The Ironman 70.3 event, which the council confirmed it had secured last month, comes at a cost of more than $250,000 each year.
But the council said the economic benefit to the city would far outweigh the cost.
The first event is scheduled for November 16 and will cost the city $250,000, while the 2015 event will cost $262,500 and the 2016 event $275,625.
It is touted as being as big as the cycling championships in Buninyong and is expected to draw more than 1400 competitors.

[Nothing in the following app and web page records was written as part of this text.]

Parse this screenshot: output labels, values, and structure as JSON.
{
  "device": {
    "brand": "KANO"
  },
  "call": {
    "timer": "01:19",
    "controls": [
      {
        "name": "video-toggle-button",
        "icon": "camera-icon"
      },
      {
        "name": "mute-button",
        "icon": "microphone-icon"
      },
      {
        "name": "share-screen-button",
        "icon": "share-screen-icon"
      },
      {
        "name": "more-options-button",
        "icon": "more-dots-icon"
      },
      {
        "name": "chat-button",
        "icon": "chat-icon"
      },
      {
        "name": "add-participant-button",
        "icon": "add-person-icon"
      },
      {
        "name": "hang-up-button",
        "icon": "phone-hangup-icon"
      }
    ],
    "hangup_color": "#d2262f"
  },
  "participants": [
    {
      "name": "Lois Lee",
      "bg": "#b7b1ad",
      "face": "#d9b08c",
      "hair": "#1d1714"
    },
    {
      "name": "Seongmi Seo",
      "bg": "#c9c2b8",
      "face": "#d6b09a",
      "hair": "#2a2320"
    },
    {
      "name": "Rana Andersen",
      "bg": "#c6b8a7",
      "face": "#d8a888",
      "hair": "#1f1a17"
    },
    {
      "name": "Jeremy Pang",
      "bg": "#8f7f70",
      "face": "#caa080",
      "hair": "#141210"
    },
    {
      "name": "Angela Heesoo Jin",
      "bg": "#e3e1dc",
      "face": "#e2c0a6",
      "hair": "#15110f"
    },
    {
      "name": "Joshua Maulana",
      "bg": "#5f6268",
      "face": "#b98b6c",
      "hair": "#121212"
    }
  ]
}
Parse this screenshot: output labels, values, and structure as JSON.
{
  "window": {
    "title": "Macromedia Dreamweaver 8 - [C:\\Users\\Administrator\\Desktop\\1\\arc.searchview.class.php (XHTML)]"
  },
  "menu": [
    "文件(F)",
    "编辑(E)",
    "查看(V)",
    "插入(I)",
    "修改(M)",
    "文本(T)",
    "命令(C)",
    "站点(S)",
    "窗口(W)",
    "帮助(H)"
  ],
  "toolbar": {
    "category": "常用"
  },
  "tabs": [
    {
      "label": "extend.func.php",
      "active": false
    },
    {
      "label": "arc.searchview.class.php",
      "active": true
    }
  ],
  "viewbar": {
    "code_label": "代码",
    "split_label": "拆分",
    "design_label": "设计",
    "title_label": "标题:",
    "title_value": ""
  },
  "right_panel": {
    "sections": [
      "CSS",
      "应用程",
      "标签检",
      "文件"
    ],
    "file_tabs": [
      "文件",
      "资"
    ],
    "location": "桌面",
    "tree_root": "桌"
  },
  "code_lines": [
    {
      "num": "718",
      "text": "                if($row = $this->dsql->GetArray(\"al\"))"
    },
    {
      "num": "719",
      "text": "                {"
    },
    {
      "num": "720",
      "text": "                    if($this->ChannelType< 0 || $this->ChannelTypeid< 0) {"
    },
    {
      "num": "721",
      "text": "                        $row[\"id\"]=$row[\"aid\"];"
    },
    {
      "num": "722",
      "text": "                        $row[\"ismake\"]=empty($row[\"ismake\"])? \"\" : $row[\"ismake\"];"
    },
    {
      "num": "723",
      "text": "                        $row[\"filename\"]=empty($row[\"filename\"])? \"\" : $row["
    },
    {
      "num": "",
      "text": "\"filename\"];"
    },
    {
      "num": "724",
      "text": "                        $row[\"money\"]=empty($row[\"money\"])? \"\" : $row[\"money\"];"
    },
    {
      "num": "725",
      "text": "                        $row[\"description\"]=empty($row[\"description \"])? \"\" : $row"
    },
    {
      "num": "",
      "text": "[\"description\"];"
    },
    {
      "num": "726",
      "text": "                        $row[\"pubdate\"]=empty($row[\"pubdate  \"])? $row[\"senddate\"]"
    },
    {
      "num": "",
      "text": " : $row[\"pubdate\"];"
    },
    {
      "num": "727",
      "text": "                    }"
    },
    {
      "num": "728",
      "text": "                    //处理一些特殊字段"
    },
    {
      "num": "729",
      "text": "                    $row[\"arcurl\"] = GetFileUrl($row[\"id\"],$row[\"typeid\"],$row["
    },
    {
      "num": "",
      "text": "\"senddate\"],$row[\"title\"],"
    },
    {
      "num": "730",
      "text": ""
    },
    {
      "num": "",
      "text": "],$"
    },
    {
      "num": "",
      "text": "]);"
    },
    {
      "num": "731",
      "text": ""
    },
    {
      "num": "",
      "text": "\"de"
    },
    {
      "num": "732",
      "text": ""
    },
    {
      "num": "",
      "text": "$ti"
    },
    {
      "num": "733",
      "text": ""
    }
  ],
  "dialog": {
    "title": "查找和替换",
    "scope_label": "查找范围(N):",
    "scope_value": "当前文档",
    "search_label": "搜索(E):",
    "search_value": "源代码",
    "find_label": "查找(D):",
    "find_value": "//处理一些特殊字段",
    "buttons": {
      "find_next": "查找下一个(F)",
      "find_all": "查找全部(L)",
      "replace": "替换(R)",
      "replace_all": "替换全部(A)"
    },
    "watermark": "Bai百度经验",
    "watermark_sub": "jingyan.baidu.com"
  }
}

City of Ballarat general manager of city strategy Natalie Reiter said the event’s benefit to the city would be “significant”.
“It does sound like a lot of money,” Ms Reiter said.
“But that’s the market rate to attract events to any city and if another town had been successful in getting this event that’s what they would have paid.”
Ms Reiter said it was part of the strategy to establish Ballarat as the “capital of the west”, adding Ballarat needed such major events to do so.
A major ironman event, it joins other world class events held in Ballarat including the Road National Cycling Championships and the World Rowing Masters Regatta.
The Courier understands the cycling championships, held each January in Buninyong, costs the city more than $300,000 a year.
Ms Reiter said Channel 7 was a major sponsor of Ironman 70.3, adding the event might receive live television coverage.
Ballarat Regional Tourism chief executive officer George Sossi said the cost was a small investment for what would be a large return.
“In the first year alone we’re expecting more than 1400 competitors, so by the time you add family and friends, we could expect anywhere between five and 10,000 people,” he said.
“The economic impact will be in the millions of dollars.”
The event will feature iconic Ballarat locations including a 1.9-kilometre swim in Lake Wendouree, a 90km cycle along Remembrance Drive under the Arch of Victory and a 21.1km half-marathon run about the lake district.